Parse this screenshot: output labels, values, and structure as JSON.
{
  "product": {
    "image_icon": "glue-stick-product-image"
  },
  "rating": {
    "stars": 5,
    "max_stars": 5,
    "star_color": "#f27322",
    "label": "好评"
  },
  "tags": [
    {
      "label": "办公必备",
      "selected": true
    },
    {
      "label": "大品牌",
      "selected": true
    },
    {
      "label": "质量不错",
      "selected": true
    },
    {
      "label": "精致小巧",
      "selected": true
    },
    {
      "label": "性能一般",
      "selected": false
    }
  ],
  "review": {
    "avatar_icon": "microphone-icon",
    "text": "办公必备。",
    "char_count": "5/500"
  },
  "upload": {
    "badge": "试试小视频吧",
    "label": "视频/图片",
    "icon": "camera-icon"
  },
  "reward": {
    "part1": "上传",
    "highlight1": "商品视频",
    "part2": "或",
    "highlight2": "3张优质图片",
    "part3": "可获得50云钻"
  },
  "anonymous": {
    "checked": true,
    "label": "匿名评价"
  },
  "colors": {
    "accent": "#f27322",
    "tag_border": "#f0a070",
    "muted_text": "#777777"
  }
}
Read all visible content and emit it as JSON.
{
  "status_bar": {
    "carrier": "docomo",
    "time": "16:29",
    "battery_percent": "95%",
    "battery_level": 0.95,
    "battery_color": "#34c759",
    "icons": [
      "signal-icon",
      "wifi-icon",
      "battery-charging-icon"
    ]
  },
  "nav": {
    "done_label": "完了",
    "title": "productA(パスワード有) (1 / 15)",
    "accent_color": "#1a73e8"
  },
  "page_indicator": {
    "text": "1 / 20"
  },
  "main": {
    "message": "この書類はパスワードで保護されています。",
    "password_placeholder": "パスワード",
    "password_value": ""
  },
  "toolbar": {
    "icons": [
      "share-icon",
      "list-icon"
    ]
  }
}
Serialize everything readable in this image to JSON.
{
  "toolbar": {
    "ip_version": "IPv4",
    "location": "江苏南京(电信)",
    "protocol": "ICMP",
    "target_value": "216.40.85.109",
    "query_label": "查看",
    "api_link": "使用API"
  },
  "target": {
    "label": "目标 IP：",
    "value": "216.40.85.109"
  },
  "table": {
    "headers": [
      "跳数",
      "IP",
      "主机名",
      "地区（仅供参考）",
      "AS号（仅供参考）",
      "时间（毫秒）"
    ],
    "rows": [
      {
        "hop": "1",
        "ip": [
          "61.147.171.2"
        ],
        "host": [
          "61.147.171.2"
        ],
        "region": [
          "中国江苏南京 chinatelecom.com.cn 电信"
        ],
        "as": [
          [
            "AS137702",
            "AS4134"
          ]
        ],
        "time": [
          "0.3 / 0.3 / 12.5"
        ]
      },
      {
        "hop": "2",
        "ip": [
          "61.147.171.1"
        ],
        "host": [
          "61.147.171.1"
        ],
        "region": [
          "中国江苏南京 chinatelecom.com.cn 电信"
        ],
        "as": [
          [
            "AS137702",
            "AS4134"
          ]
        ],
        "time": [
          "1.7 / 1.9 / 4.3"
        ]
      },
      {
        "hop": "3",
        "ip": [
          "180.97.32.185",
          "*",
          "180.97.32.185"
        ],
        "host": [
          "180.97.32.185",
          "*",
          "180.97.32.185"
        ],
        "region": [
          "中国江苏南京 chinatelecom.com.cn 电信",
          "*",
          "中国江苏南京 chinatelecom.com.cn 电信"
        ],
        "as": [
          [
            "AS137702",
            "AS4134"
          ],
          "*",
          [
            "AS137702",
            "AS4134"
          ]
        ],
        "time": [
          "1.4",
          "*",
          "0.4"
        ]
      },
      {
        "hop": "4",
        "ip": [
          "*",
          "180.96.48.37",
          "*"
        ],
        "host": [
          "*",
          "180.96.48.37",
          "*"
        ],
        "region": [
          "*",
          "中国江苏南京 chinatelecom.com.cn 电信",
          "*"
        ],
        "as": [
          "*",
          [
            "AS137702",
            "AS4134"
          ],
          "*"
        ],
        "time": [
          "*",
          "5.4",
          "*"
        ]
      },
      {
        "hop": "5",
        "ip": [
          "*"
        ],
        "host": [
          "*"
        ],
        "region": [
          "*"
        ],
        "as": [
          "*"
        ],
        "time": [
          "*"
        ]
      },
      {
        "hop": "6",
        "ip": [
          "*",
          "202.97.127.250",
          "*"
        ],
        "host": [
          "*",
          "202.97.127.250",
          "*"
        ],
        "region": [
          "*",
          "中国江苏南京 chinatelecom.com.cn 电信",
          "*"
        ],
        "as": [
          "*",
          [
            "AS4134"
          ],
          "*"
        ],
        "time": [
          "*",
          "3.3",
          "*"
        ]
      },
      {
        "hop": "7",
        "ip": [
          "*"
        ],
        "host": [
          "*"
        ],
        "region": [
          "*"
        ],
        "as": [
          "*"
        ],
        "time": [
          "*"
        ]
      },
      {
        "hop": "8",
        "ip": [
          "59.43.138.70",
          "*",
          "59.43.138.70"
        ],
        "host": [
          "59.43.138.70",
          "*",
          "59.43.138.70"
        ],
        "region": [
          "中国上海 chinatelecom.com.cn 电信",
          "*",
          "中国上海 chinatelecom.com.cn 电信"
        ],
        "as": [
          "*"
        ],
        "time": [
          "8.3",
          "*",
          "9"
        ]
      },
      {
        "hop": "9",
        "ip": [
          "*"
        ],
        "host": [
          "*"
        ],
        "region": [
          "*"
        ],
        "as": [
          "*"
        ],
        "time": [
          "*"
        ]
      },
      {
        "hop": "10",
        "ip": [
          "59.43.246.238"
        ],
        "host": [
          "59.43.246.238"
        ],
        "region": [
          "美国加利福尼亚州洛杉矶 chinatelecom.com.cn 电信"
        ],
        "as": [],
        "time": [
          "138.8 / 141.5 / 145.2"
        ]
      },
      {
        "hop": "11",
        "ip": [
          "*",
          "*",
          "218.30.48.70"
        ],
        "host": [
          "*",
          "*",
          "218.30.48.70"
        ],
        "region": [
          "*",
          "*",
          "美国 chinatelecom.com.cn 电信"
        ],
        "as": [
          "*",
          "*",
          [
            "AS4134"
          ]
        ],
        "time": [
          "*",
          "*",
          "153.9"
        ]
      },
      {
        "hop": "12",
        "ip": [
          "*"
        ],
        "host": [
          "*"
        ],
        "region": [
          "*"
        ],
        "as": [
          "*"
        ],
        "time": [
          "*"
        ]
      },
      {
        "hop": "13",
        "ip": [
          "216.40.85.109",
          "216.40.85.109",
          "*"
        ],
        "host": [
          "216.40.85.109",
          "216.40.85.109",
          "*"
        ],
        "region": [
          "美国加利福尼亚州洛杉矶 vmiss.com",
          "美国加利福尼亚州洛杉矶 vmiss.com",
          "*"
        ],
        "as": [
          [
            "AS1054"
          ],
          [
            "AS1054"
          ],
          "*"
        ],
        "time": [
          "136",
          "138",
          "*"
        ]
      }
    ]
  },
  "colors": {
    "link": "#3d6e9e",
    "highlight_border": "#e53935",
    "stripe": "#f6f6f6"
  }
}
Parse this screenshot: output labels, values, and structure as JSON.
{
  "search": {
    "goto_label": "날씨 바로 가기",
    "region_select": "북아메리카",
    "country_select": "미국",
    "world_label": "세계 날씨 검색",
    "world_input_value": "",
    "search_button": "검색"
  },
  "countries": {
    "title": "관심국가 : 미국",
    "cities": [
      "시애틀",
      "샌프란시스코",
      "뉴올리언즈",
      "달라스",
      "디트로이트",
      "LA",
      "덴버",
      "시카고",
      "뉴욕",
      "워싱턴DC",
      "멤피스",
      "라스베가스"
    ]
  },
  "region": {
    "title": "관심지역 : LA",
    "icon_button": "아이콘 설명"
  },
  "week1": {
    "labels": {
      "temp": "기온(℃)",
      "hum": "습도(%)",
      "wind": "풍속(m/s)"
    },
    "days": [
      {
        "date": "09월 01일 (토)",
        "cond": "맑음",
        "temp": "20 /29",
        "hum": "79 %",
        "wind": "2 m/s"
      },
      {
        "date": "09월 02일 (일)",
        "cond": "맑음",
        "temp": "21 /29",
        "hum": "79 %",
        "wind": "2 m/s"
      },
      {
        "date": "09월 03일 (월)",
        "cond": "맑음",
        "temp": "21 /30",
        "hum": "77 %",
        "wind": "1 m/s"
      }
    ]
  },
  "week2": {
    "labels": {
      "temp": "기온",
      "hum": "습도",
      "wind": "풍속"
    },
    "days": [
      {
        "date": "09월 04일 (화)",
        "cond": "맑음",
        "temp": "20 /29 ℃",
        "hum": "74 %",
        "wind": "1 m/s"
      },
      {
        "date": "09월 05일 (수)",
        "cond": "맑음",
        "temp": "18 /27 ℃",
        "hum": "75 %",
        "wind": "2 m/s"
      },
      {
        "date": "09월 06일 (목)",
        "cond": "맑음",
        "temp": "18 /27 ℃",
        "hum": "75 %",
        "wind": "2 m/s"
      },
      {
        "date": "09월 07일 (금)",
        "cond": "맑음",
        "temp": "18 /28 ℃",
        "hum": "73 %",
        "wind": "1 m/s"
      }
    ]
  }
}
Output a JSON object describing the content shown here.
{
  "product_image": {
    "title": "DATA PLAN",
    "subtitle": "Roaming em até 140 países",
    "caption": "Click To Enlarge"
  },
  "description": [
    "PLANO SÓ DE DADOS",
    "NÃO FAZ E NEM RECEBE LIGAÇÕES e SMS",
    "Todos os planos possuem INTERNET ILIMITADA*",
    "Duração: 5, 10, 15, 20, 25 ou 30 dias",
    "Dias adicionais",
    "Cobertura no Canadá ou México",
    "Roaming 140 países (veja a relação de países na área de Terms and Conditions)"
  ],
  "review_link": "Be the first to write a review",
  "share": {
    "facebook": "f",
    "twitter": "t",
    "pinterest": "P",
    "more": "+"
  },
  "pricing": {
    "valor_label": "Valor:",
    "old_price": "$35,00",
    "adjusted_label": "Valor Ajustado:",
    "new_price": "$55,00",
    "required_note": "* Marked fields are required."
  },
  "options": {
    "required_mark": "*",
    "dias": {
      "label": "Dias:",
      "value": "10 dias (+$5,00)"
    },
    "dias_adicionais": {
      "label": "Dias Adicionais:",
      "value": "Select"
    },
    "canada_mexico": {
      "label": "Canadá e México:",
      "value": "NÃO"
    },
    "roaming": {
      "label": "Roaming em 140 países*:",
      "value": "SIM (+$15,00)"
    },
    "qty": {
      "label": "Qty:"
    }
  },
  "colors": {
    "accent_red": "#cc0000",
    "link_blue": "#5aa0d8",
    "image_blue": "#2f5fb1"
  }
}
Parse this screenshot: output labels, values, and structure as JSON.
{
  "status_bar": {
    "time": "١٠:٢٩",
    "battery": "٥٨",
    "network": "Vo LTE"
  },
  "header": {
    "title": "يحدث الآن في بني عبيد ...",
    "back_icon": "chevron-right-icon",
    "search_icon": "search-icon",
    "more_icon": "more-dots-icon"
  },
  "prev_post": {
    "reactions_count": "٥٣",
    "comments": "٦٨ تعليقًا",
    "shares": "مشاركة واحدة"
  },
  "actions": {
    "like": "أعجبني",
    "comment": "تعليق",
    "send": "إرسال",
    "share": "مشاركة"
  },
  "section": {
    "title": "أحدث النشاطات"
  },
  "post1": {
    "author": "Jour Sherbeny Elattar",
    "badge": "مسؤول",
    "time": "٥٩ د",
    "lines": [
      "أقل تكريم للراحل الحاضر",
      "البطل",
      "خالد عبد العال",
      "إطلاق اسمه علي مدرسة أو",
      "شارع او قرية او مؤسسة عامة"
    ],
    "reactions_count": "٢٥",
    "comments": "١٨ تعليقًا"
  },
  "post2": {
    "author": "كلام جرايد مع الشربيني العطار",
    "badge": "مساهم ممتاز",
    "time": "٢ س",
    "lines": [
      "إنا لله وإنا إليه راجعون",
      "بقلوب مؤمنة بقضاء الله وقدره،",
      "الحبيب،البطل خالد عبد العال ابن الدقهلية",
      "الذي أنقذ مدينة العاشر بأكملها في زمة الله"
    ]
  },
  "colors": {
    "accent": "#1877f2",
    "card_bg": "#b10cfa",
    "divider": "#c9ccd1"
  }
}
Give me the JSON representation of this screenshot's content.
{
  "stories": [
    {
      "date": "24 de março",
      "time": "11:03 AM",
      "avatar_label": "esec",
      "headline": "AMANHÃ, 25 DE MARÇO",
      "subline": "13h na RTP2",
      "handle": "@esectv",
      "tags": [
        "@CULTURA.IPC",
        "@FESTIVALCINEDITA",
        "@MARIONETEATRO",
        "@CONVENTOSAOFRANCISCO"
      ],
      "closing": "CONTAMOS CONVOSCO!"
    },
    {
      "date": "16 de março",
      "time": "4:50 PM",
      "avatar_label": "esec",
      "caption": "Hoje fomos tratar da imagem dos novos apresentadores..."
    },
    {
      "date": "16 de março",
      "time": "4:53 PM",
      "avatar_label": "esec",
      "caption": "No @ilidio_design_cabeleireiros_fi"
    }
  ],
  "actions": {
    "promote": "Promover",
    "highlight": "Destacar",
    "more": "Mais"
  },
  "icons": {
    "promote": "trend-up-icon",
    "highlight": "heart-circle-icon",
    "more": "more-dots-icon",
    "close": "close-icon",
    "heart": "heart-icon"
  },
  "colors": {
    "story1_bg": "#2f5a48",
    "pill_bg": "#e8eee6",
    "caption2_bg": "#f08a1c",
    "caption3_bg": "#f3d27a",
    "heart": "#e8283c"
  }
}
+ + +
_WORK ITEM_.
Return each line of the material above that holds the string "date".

_RESPONSE_.
        "date": "09월 01일 (토)",
        "date": "09월 02일 (일)",
        "date": "09월 03일 (월)",
        "date": "09월 04일 (화)",
        "date": "09월 05일 (수)",
        "date": "09월 06일 (목)",
        "date": "09월 07일 (금)",
      "date": "24 de março",
      "date": "16 de março",
      "date": "16 de março",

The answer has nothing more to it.